*BRIEF*.
Entries follow. Return each line that contains the word "JSON".

*Web page and app entries*.
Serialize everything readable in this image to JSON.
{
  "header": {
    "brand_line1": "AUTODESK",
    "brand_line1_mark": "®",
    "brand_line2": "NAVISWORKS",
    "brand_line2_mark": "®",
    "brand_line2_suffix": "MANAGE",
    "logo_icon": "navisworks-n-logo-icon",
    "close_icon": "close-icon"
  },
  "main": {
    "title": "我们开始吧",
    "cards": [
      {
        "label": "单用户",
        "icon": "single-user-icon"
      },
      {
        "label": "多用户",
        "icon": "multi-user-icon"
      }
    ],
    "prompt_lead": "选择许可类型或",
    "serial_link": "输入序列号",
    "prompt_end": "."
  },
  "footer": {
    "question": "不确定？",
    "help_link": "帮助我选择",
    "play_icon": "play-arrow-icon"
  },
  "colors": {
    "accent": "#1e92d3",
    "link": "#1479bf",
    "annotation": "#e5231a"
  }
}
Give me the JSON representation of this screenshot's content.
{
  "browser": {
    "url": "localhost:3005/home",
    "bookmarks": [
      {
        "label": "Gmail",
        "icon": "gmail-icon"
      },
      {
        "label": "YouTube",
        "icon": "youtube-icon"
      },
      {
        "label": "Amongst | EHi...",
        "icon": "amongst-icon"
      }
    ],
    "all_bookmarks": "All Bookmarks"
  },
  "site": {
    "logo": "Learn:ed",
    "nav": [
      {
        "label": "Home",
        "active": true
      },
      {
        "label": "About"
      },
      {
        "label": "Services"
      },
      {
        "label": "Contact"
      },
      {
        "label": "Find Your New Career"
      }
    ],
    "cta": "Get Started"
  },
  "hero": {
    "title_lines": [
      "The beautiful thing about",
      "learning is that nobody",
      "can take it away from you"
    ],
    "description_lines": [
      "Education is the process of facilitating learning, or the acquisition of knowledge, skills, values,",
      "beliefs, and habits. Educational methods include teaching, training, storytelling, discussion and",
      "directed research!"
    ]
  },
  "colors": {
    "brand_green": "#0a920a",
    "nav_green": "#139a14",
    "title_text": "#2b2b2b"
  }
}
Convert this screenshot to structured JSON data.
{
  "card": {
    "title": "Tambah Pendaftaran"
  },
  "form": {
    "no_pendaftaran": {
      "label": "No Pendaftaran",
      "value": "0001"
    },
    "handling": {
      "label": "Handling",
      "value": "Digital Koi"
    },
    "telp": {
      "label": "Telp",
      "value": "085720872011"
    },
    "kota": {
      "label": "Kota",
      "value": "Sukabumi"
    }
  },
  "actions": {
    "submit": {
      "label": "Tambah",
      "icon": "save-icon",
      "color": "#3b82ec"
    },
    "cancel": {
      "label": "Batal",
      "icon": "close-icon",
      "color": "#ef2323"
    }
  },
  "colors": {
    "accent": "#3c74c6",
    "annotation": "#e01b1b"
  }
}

*RESPONSE TO THE EXERCISE*.
Serialize everything readable in this image to JSON.
Give me the JSON representation of this screenshot's content.
Convert this screenshot to structured JSON data.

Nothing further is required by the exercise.